_TASK BRIEF_
Give back the records below exactly, omitting the pictures.

Items from a dataset
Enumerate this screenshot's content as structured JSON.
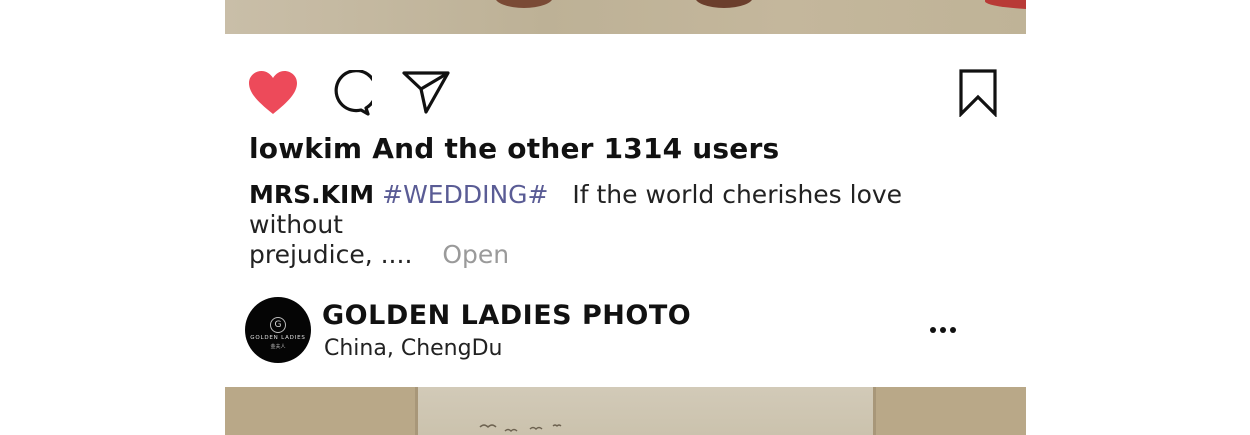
{
  "post": {
    "likes_text": "lowkim And the other 1314 users",
    "caption": {
      "author": "MRS.KIM",
      "hashtag": "#WEDDING#",
      "text_line1": "If the world cherishes love without",
      "text_line2": "prejudice, ....",
      "open_label": "Open"
    },
    "liked": true,
    "colors": {
      "like": "#ed4a5a",
      "hashtag": "#5a5c95",
      "open": "#9a9a9a"
    }
  },
  "next_post": {
    "account_name": "GOLDEN LADIES PHOTO",
    "location": "China,  ChengDu",
    "avatar": {
      "brand_mark": "G",
      "brand_name": "GOLDEN LADIES",
      "brand_sub": "金夫人"
    }
  },
  "icons": {
    "like": "heart-icon",
    "comment": "comment-bubble-icon",
    "share": "paper-plane-icon",
    "save": "bookmark-icon",
    "more": "more-dots-icon"
  }
}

_EXERCISE OUTPUT_
Enumerate this screenshot's content as structured JSON.
{
  "post": {
    "likes_text": "lowkim And the other 1314 users",
    "caption": {
      "author": "MRS.KIM",
      "hashtag": "#WEDDING#",
      "text_line1": "If the world cherishes love without",
      "text_line2": "prejudice, ....",
      "open_label": "Open"
    },
    "liked": true,
    "colors": {
      "like": "#ed4a5a",
      "hashtag": "#5a5c95",
      "open": "#9a9a9a"
    }
  },
  "next_post": {
    "account_name": "GOLDEN LADIES PHOTO",
    "location": "China,  ChengDu",
    "avatar": {
      "brand_mark": "G",
      "brand_name": "GOLDEN LADIES",
      "brand_sub": "金夫人"
    }
  },
  "icons": {
    "like": "heart-icon",
    "comment": "comment-bubble-icon",
    "share": "paper-plane-icon",
    "save": "bookmark-icon",
    "more": "more-dots-icon"
  }
}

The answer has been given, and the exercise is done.